1. Adopt a beginner’s mindset

As the term indicates, a beginner’s mindset is all about seeing things through the eyes of a beginner. In this context, you need to explore your interests and values as if you are doing it for the very first time. Disregard your likes, dislikes, biases, and opinions about yourself and the world in general. Let go of all your professional knowledge so that your mind is like a clean slate. 

This is easier said than done, but you need to get in this headspace. For example, I used to believe that writing is my sole purpose in life. Even when I was not feeling that way anymore, I found it hard not to cling to this belief. Once I let go of it, I felt like I had a world of possibilities. And I’m sure you will feel the same when you adopt a beginner’s mindset.

“Life is what happens to you while you’re busy making other plans.” Allen Saunders

2. Take a couple of career tests

Now that you have a beginner’s mindset, this step should be easier for you. Pretend that you are a graduate student who has no idea what you want to do in life. Then go ahead and take a couple of career assessment tests. Take 3-5 tests and save the results of each. Each test will show you a bunch of careers that might be a good fit for you. Zero in on career choices that interest you and career choices that show up repeatedly. Make sure you focus on the change you want to make in the world instead of the usual ‘follow your passion’ cliche. 

Once you do this, you will have a list of potential careers that you are likely to excel in because you have the required aptitude. You are off to a great start! Now all you have to do is marry your strengths and interests.

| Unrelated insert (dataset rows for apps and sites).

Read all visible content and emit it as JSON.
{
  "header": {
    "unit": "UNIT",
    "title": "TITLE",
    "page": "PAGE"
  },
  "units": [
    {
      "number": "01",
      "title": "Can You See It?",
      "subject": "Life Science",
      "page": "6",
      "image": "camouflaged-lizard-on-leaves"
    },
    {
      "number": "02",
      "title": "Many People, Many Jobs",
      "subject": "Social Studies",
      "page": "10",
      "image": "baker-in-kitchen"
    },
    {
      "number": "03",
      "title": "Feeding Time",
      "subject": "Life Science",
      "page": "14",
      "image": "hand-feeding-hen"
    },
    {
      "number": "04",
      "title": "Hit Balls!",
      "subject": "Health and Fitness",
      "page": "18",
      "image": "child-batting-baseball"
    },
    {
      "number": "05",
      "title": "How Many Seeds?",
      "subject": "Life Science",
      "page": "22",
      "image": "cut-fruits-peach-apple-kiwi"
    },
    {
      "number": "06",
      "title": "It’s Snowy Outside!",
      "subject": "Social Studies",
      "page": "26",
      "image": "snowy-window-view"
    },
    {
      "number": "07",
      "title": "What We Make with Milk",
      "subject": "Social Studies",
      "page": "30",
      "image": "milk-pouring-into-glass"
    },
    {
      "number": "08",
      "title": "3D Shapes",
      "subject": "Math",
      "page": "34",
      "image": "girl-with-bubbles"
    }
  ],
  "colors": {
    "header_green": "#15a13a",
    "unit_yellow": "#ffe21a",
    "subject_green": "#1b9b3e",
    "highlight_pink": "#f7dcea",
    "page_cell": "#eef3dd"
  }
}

For this, you have to conduct substantial research on what each career involves regarding job responsibilities and how they align with your interests and personality. Doing so will help you further narrow down your list of professions. For example, if you are an introvert who dislikes attention, and one of your potential careers is actor, it’s not a good fit. Full disclosure: this is the only reason why I had to cross acting off my list. 

3. Write down what you want and what you don’t want

In my experience, career test results can be overwhelming. Like me, you are likely to get a long list of potential careers. Having too many choices can lead to anxiety, confusion, and analysis paralysis. I figured that the best way to deal with this issue is to write things down. So I made a list of things I want and a list of things I don’t want in my professional life.
One of the items on my ‘don’t want’ list stated that I don’t want to work with people with major mental health issues. And one of the items on my ‘want’ list stated that I want to help people with mental health issues. Only after I figured this out could I choose between counseling psychology and clinical psychology. 

4. Listen to your gut instinct

Once you complete the above steps, you should have one or two solid career options in front of you. When you can’t pick one, or if you have a longer list, you know who you should rely on, right? Your gut instinct. Even when you have all the data you need, your gut instinct is powerful and should not be ignored.

Towards the end of my evaluation, I was torn between becoming a counselor and a life coach. Both options change lives for the better. But my gut said I would be far more suited to the field of counseling than coaching. Plus, I always wanted to study psychology. So I have enrolled myself in a Master’s in Counseling Psychology. And now, I can’t wait for classes to begin! 

I hope this four-step process helps you rediscover your purpose in life. And once you do that, make sure you pursue it. Self-motivation helps and so does public accountability. I just did it by making this public declaration. Remember, no one has all the answers, and life is unpredictable. The wisest way to avoid regrets and succeed is to give everything your best shot.

Source: Success